Seychelles sunbird / Kolibri
This noisy little bird is found on most Seychelles islands. It feeds on nectar and insects. The male has an iridescent throat and, if observed carefully, can be seen to have orange/yellow tufts under the wings which are displayed during courtship or when defending it’s territory. They build a delicate hanging nest from grasses, Casuarina needles and other fibres.
Seychelles fody / Tok-tok
This cheeky sparrow-like bird is only found on Cousin, Cousine, Aride and Frégate islands, all of which are free from tree-climbing rats. On Cousin, we have 500-600 pairs, representing about 30% of the world population of this globally threatened species. It is believed that their untidy nest built in the fork of a branch is easily accessible to rats, a factor which has limited their survival on other islands. They feed on insects, fruits and seeds, and will also feast on unprotected seabird eggs if given the opportunity. They are larger than the Madagascar fody, which is found on other granitic islands, and the males have a patch of yellow on the forehead and throat.
Seychelles blue pigeon / Pizon olande
A relatively new resident on Cousin, several pairs of this lovely bird have been recorded nesting on the island. They feed on the fruits of the Banyan, Takamaka, Vouloutye and others. Barred ground dove / Tortrel koko Geopelia striata [photo] As with many other common birds in Seychelles, this one is not endemic, but a native of Malaysia, probably introduced to Seychelles via Mauritius. Found mainly on the beach crest, they feed on fallen seeds of grasses, Casuarina trees, and other plants.

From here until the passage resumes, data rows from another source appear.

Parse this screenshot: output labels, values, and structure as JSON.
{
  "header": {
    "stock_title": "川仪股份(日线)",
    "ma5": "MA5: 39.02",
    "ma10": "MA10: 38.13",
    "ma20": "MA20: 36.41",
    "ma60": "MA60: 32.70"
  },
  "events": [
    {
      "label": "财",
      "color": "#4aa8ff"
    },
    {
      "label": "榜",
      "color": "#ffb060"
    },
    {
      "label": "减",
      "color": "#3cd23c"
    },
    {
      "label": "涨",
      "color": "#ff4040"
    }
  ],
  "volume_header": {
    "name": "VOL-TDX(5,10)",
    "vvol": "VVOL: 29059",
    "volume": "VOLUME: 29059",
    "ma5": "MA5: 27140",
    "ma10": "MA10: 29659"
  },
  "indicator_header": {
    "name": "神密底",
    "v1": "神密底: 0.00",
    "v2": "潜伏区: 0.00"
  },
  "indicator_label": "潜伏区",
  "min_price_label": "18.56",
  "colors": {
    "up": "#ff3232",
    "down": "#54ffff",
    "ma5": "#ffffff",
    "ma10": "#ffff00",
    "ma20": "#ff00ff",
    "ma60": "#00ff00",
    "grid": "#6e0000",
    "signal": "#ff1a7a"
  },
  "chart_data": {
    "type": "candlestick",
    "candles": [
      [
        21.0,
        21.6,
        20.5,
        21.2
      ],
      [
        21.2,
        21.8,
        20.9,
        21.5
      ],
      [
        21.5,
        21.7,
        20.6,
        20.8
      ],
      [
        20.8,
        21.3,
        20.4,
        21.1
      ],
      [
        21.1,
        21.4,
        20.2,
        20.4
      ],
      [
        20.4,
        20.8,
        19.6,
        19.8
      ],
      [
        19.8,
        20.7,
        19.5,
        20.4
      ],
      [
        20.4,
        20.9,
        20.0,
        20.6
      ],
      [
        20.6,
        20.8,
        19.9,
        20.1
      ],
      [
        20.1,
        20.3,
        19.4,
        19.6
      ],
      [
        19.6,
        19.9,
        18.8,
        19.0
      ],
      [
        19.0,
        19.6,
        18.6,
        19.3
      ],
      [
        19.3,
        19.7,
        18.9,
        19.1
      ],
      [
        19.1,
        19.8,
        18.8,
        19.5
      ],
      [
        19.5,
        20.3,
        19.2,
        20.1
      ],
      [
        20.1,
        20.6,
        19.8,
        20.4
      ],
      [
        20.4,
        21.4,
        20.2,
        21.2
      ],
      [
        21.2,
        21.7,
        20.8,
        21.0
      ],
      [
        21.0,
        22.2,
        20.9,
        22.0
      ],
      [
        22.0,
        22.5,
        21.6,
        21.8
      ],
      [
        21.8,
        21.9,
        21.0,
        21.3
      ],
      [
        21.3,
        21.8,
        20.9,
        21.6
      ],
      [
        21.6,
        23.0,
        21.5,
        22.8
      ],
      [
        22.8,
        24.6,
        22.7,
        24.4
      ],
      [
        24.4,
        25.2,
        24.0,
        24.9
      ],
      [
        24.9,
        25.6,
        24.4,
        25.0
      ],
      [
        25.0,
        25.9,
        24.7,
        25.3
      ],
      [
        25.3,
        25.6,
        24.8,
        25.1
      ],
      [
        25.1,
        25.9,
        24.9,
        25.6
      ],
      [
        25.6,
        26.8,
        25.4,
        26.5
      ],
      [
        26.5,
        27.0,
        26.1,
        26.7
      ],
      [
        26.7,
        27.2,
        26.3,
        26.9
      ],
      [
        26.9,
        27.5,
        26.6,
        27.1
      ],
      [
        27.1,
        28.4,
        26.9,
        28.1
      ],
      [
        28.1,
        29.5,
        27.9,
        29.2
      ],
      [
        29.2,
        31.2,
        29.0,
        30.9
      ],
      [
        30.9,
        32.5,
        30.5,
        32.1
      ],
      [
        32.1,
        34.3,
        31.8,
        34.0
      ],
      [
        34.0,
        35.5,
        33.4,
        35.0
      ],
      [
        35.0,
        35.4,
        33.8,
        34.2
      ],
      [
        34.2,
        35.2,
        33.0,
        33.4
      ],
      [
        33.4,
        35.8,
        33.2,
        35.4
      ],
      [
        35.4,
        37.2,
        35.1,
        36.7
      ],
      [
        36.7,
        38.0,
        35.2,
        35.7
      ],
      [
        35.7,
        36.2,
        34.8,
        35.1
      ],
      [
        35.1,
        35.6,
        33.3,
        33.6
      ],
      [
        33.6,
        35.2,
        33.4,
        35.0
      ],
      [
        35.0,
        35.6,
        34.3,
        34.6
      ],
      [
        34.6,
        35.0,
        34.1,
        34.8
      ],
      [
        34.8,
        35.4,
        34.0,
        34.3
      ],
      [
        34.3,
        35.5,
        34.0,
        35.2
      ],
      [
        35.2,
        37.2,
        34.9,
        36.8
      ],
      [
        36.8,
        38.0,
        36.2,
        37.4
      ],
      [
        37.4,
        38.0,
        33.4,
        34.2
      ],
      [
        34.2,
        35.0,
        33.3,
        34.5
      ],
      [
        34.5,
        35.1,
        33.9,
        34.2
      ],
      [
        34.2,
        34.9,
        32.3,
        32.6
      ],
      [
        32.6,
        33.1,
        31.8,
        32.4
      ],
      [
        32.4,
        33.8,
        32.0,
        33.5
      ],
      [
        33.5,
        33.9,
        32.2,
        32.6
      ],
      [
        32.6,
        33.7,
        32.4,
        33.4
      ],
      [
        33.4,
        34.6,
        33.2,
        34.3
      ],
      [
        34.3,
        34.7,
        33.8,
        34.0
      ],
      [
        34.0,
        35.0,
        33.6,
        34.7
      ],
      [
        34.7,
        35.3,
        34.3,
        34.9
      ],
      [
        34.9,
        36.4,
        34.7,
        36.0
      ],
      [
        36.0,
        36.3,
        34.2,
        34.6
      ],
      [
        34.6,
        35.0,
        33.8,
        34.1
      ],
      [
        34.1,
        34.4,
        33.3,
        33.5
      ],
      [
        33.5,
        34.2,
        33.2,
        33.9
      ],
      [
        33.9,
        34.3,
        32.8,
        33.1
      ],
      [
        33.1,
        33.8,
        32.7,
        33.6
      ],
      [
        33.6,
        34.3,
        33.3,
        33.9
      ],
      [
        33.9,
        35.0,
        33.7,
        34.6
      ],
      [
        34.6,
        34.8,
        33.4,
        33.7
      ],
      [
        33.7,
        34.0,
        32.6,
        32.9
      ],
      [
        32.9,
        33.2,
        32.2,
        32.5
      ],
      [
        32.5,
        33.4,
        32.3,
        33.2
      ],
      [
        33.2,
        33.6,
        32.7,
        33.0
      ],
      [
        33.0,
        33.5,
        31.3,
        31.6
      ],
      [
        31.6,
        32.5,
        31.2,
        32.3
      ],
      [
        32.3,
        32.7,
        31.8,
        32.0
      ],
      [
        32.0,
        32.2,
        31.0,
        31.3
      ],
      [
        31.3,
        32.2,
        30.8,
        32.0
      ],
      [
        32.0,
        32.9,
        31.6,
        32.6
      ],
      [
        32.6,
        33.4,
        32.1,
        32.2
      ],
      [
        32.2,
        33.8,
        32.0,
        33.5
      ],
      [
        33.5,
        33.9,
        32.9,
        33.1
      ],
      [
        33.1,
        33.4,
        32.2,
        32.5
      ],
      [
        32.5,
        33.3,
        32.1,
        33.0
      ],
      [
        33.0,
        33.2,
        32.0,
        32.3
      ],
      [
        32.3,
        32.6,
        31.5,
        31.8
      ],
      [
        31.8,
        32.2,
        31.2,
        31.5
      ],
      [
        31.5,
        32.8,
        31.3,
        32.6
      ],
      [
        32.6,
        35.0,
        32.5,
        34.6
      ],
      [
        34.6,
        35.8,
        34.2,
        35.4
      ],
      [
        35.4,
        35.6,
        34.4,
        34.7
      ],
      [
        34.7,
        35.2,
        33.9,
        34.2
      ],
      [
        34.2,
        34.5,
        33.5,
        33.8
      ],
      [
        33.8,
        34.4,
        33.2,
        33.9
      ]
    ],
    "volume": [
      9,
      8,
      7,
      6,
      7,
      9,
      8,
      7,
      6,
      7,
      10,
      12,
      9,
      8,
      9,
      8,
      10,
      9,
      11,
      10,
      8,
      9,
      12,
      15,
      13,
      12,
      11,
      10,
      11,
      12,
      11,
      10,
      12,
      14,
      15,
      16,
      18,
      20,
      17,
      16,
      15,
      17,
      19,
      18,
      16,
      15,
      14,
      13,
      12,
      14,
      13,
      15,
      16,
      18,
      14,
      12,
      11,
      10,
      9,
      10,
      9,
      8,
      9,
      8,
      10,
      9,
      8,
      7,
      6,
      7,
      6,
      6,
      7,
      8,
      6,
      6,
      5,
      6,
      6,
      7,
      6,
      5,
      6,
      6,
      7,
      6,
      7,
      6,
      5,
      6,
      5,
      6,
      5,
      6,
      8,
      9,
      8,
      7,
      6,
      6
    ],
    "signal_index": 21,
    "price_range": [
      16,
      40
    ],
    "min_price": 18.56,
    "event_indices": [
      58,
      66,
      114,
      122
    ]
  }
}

Malagasy turtle dove / Tourtrel dezil
Seychelles endemic sub-species of turtle dove was lost to hybridization with this variety from Madagascar. Some individuals on Cousin bear resemblance to the original Seychelles race. They feed mainly on seeds and fruits.
Moorhen / Pouldo
Despite their seemingly awkward flight, Moorhens have managed to colonise a large number of islands throughout the world. There is a resident population on Cousin, members of which can best be seen near the swamp but also throughout the plateau, in search of insects, fruits and small lizards.